= Beginning of Section =

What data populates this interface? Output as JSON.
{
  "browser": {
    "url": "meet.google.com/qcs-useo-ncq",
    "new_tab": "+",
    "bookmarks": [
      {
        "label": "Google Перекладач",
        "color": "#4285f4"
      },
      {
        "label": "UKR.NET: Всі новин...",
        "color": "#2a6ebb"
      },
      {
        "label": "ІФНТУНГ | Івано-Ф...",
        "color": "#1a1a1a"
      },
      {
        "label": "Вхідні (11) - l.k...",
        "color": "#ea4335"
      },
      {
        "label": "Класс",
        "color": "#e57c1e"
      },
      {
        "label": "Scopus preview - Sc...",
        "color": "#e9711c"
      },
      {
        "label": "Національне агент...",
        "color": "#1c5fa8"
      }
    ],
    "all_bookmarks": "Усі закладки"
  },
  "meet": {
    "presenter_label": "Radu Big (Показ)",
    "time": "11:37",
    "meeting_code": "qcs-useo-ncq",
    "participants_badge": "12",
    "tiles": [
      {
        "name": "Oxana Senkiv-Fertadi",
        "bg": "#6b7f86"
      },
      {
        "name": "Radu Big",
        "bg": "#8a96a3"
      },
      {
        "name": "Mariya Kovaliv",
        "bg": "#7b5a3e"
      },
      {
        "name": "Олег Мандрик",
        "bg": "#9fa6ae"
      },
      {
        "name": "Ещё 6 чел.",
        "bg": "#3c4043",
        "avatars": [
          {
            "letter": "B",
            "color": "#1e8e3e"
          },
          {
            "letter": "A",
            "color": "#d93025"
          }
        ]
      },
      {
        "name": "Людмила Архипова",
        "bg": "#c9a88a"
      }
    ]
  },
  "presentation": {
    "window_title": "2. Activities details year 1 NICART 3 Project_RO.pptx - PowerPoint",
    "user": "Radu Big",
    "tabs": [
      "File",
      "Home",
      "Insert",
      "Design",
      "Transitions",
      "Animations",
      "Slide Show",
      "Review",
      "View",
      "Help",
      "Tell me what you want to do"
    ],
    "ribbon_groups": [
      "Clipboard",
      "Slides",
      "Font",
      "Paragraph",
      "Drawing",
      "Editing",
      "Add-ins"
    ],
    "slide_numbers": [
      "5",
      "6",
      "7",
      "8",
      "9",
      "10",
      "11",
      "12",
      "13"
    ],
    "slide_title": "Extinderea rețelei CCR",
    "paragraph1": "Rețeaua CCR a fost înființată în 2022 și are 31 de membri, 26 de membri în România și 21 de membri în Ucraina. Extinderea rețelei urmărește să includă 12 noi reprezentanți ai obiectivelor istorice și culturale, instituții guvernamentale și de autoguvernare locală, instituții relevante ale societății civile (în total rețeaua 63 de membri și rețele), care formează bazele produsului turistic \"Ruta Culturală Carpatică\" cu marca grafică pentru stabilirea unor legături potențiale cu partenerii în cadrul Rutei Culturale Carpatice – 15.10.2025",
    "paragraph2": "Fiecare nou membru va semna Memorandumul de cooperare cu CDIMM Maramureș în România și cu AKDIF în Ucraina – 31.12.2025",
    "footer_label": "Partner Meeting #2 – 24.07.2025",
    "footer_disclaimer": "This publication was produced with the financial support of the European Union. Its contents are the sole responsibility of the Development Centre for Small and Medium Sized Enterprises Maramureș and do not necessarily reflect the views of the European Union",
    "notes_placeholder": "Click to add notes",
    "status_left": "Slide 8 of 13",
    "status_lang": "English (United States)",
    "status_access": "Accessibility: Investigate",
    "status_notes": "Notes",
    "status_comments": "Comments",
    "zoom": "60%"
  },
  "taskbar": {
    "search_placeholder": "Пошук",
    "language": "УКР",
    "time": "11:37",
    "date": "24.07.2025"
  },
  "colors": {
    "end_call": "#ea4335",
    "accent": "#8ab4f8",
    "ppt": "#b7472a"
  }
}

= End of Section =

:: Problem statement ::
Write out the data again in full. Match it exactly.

:: Task solution ::
What data populates this interface? Output as JSON.
{
  "browser": {
    "url": "meet.google.com/qcs-useo-ncq",
    "new_tab": "+",
    "bookmarks": [
      {
        "label": "Google Перекладач",
        "color": "#4285f4"
      },
      {
        "label": "UKR.NET: Всі новин...",
        "color": "#2a6ebb"
      },
      {
        "label": "ІФНТУНГ | Івано-Ф...",
        "color": "#1a1a1a"
      },
      {
        "label": "Вхідні (11) - l.k...",
        "color": "#ea4335"
      },
      {
        "label": "Класс",
        "color": "#e57c1e"
      },
      {
        "label": "Scopus preview - Sc...",
        "color": "#e9711c"
      },
      {
        "label": "Національне агент...",
        "color": "#1c5fa8"
      }
    ],
    "all_bookmarks": "Усі закладки"
  },
  "meet": {
    "presenter_label": "Radu Big (Показ)",
    "time": "11:37",
    "meeting_code": "qcs-useo-ncq",
    "participants_badge": "12",
    "tiles": [
      {
        "name": "Oxana Senkiv-Fertadi",
        "bg": "#6b7f86"
      },
      {
        "name": "Radu Big",
        "bg": "#8a96a3"
      },
      {
        "name": "Mariya Kovaliv",
        "bg": "#7b5a3e"
      },
      {
        "name": "Олег Мандрик",
        "bg": "#9fa6ae"
      },
      {
        "name": "Ещё 6 чел.",
        "bg": "#3c4043",
        "avatars": [
          {
            "letter": "B",
            "color": "#1e8e3e"
          },
          {
            "letter": "A",
            "color": "#d93025"
          }
        ]
      },
      {
        "name": "Людмила Архипова",
        "bg": "#c9a88a"
      }
    ]
  },
  "presentation": {
    "window_title": "2. Activities details year 1 NICART 3 Project_RO.pptx - PowerPoint",
    "user": "Radu Big",
    "tabs": [
      "File",
      "Home",
      "Insert",
      "Design",
      "Transitions",
      "Animations",
      "Slide Show",
      "Review",
      "View",
      "Help",
      "Tell me what you want to do"
    ],
    "ribbon_groups": [
      "Clipboard",
      "Slides",
      "Font",
      "Paragraph",
      "Drawing",
      "Editing",
      "Add-ins"
    ],
    "slide_numbers": [
      "5",
      "6",
      "7",
      "8",
      "9",
      "10",
      "11",
      "12",
      "13"
    ],
    "slide_title": "Extinderea rețelei CCR",
    "paragraph1": "Rețeaua CCR a fost înființată în 2022 și are 31 de membri, 26 de membri în România și 21 de membri în Ucraina. Extinderea rețelei urmărește să includă 12 noi reprezentanți ai obiectivelor istorice și culturale, instituții guvernamentale și de autoguvernare locală, instituții relevante ale societății civile (în total rețeaua 63 de membri și rețele), care formează bazele produsului turistic \"Ruta Culturală Carpatică\" cu marca grafică pentru stabilirea unor legături potențiale cu partenerii în cadrul Rutei Culturale Carpatice – 15.10.2025",
    "paragraph2": "Fiecare nou membru va semna Memorandumul de cooperare cu CDIMM Maramureș în România și cu AKDIF în Ucraina – 31.12.2025",
    "footer_label": "Partner Meeting #2 – 24.07.2025",
    "footer_disclaimer": "This publication was produced with the financial support of the European Union. Its contents are the sole responsibility of the Development Centre for Small and Medium Sized Enterprises Maramureș and do not necessarily reflect the views of the European Union",
    "notes_placeholder": "Click to add notes",
    "status_left": "Slide 8 of 13",
    "status_lang": "English (United States)",
    "status_access": "Accessibility: Investigate",
    "status_notes": "Notes",
    "status_comments": "Comments",
    "zoom": "60%"
  },
  "taskbar": {
    "search_placeholder": "Пошук",
    "language": "УКР",
    "time": "11:37",
    "date": "24.07.2025"
  },
  "colors": {
    "end_call": "#ea4335",
    "accent": "#8ab4f8",
    "ppt": "#b7472a"
  }
}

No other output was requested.